We Lutherans believe our theology is Biblical. Infant baptism is probably the biggest of the hangups we will encounter as we affirm this Biblical faith. These five truths should help us both understand and witness to God's great gift to us and our children.
We begin with Romans 3:23, "...for all have sinned and fall short of the glory of God..." We believe that all means everyone. No one is excluded. Our nationality, our gender, our economic status, our age does not matter. We are all sinners and separated from God. If we want to be in fellowship with God, then we all need to be forgiven and saved.
We believe that one of the means by which God forgives us is Baptism, that God brings us into fellowship with Himself through Baptism. Baptism is not something we do. It is what God does. It's God inviting us into the death, burial, and resurrection of Jesus (Romans 6:1-4). It's God clothing us with Jesus (Galatians 3:26-27). Peter definitively declared, "Baptism now saves you!" (1 Peter 3:21). It's not the washing of dirt from our bodies, but it is the washing of our consciences to give us a new conscience. Baptism is God acting upon us sinners to bring us into fellowship with Himself.
We believe that faith is absolutely necessary for salvation, but faith must be properly understood. We don't have faith in us by nature because we are dead. We are dead in our trespasses and sin (Ephesians 2:1). We are dead from the moment of conception as David confessed in Psalm 51:5, "Behold, I was brought forth in iniquity, / And in sin my mother conceived me." We don't have faith in us. We can't cultivate it. It's not something we can grow. It's not something we can use to make some kind of decision. Faith is a gift from God. We read in Romans 10:17, "So faith comes from hearing, and hearing by the word of Christ." As we hear God's Word, God creates faith in us. In Ephesians 2:8 we are reminded that the package we call salvation which is gifted to us because God is gracious, which is ours when we believe, the whole package of salvation by grace through faith is a gift from God. Because it is a gift, it is not something we have but something we need to be given.
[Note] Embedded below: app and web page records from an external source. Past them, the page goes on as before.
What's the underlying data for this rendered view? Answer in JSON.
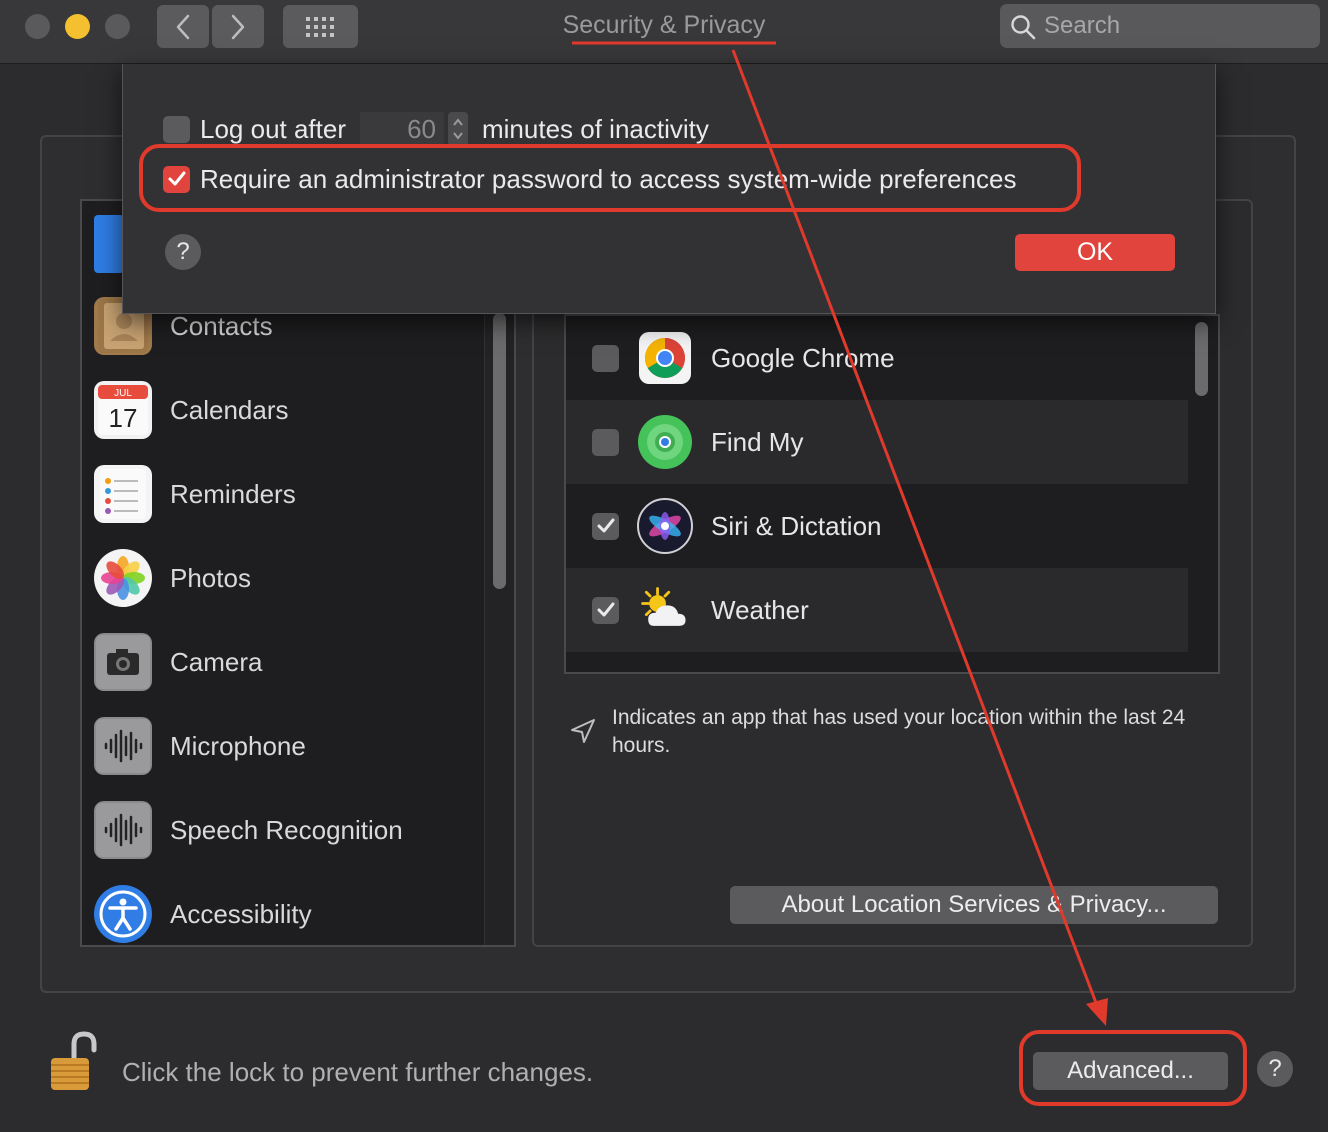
{
  "window": {
    "title": "Security & Privacy",
    "search_placeholder": "Search"
  },
  "sidebar": {
    "items": [
      {
        "label": "Contacts",
        "icon": "contacts-icon"
      },
      {
        "label": "Calendars",
        "icon": "calendar-icon",
        "icon_month": "JUL",
        "icon_day": "17"
      },
      {
        "label": "Reminders",
        "icon": "reminders-icon"
      },
      {
        "label": "Photos",
        "icon": "photos-icon"
      },
      {
        "label": "Camera",
        "icon": "camera-icon"
      },
      {
        "label": "Microphone",
        "icon": "microphone-icon"
      },
      {
        "label": "Speech Recognition",
        "icon": "speech-recognition-icon"
      },
      {
        "label": "Accessibility",
        "icon": "accessibility-icon"
      }
    ]
  },
  "apps": {
    "rows": [
      {
        "name": "Google Chrome",
        "checked": false,
        "icon": "chrome-icon"
      },
      {
        "name": "Find My",
        "checked": false,
        "icon": "find-my-icon"
      },
      {
        "name": "Siri & Dictation",
        "checked": true,
        "icon": "siri-icon"
      },
      {
        "name": "Weather",
        "checked": true,
        "icon": "weather-icon"
      }
    ]
  },
  "location_note": "Indicates an app that has used your location within the last 24 hours.",
  "about_button": "About Location Services & Privacy...",
  "lock_text": "Click the lock to prevent further changes.",
  "advanced_button": "Advanced...",
  "help_label": "?",
  "sheet": {
    "logout_label": "Log out after",
    "logout_checked": false,
    "logout_minutes": "60",
    "logout_suffix": "minutes of inactivity",
    "admin_label": "Require an administrator password to access system-wide preferences",
    "admin_checked": true,
    "ok_button": "OK"
  },
  "colors": {
    "accent_red": "#e0443c",
    "annotation_red": "#e03a2c",
    "window_bg": "#2c2c2e"
  }
}
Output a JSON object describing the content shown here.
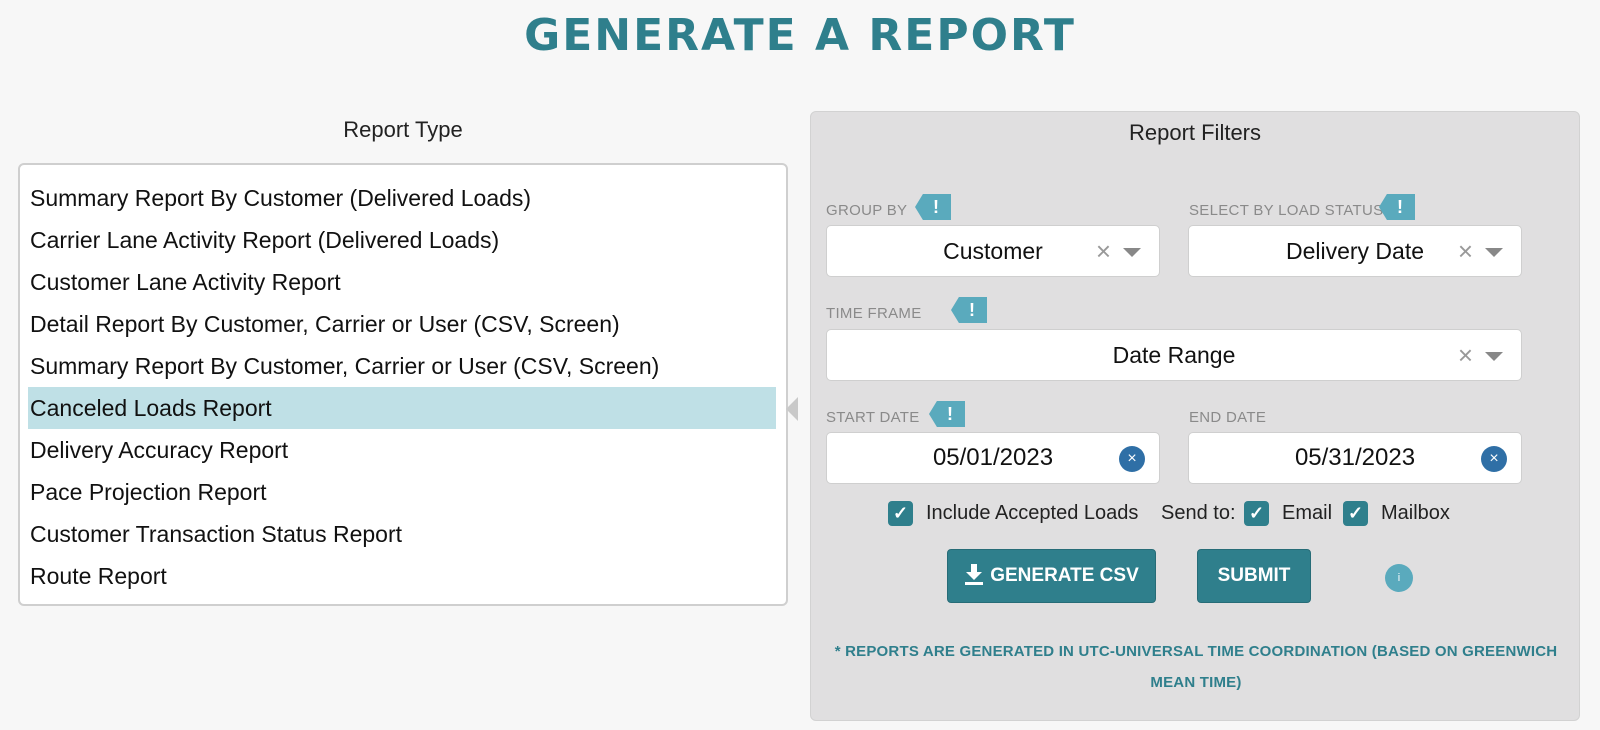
{
  "page": {
    "title": "GENERATE A REPORT"
  },
  "report_type": {
    "heading": "Report Type",
    "selected_index": 5,
    "items": [
      "Summary Report By Customer (Delivered Loads)",
      "Carrier Lane Activity Report (Delivered Loads)",
      "Customer Lane Activity Report",
      "Detail Report By Customer, Carrier or User (CSV, Screen)",
      "Summary Report By Customer, Carrier or User (CSV, Screen)",
      "Canceled Loads Report",
      "Delivery Accuracy Report",
      "Pace Projection Report",
      "Customer Transaction Status Report",
      "Route Report"
    ]
  },
  "filters": {
    "heading": "Report Filters",
    "flag_glyph": "!",
    "clear_glyph": "×",
    "group_by": {
      "label": "GROUP BY",
      "value": "Customer"
    },
    "load_status": {
      "label": "SELECT BY LOAD STATUS",
      "value": "Delivery Date"
    },
    "time_frame": {
      "label": "TIME FRAME",
      "value": "Date Range"
    },
    "start_date": {
      "label": "START DATE",
      "value": "05/01/2023"
    },
    "end_date": {
      "label": "END DATE",
      "value": "05/31/2023"
    },
    "include_accepted": {
      "label": "Include Accepted Loads",
      "checked": true
    },
    "send_to": {
      "label": "Send to:",
      "email": {
        "label": "Email",
        "checked": true
      },
      "mailbox": {
        "label": "Mailbox",
        "checked": true
      }
    },
    "check_glyph": "✓",
    "generate_csv_label": "GENERATE CSV",
    "submit_label": "SUBMIT",
    "info_glyph": "i",
    "footnote": "* REPORTS ARE GENERATED IN UTC-UNIVERSAL TIME COORDINATION (BASED ON GREENWICH MEAN TIME)"
  },
  "colors": {
    "accent": "#2f7f8c",
    "flag": "#5aaabd",
    "selected_row": "#bfe0e6",
    "date_clear": "#2f6fa6",
    "panel_bg": "#e0dfe0"
  }
}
Fourth, we believe that infants can have faith. David wrote in Psalm 22:10, "Upon You I was cast from birth; / You have been my God from my mother's womb." In Matthew 18:6, Jesus condemns us adults who would lead the little ones astray. Notice that He described the little ones as those "who believe in Me." To believe is to have faith. Jesus warns us to be careful that we not lead astray the infants who have faith.
Finally, as we put it all together we must conclude that God can give the gift of faith to anyone at any age. We do not deny God's gift of faith to our children who are sinful, who need faith, who can have faith. We baptize our infants, in faith, believing that God invites them into fellowship with Himself, that God puts to death their old nature, that God raises to life a new nature and gives that new nature the gift of faith. We believe that as they are nurtured in the word, they will at some point come to understand what it is that God has done for them.
We are thankful, then, for a gracious God who gives this wonderful and incredible gift. We are thankful for a God who invites us into fellowship with Himself. We are thankful that this gift is indeed for all of us.
NOTE: See here for a discussion about faith and here for a discussion about regenerational Baptism.
Scripture quotations taken from the NASB1995 (New American Standard Bible) Copyright by The Lockman Foundation: http://www.lockman.org/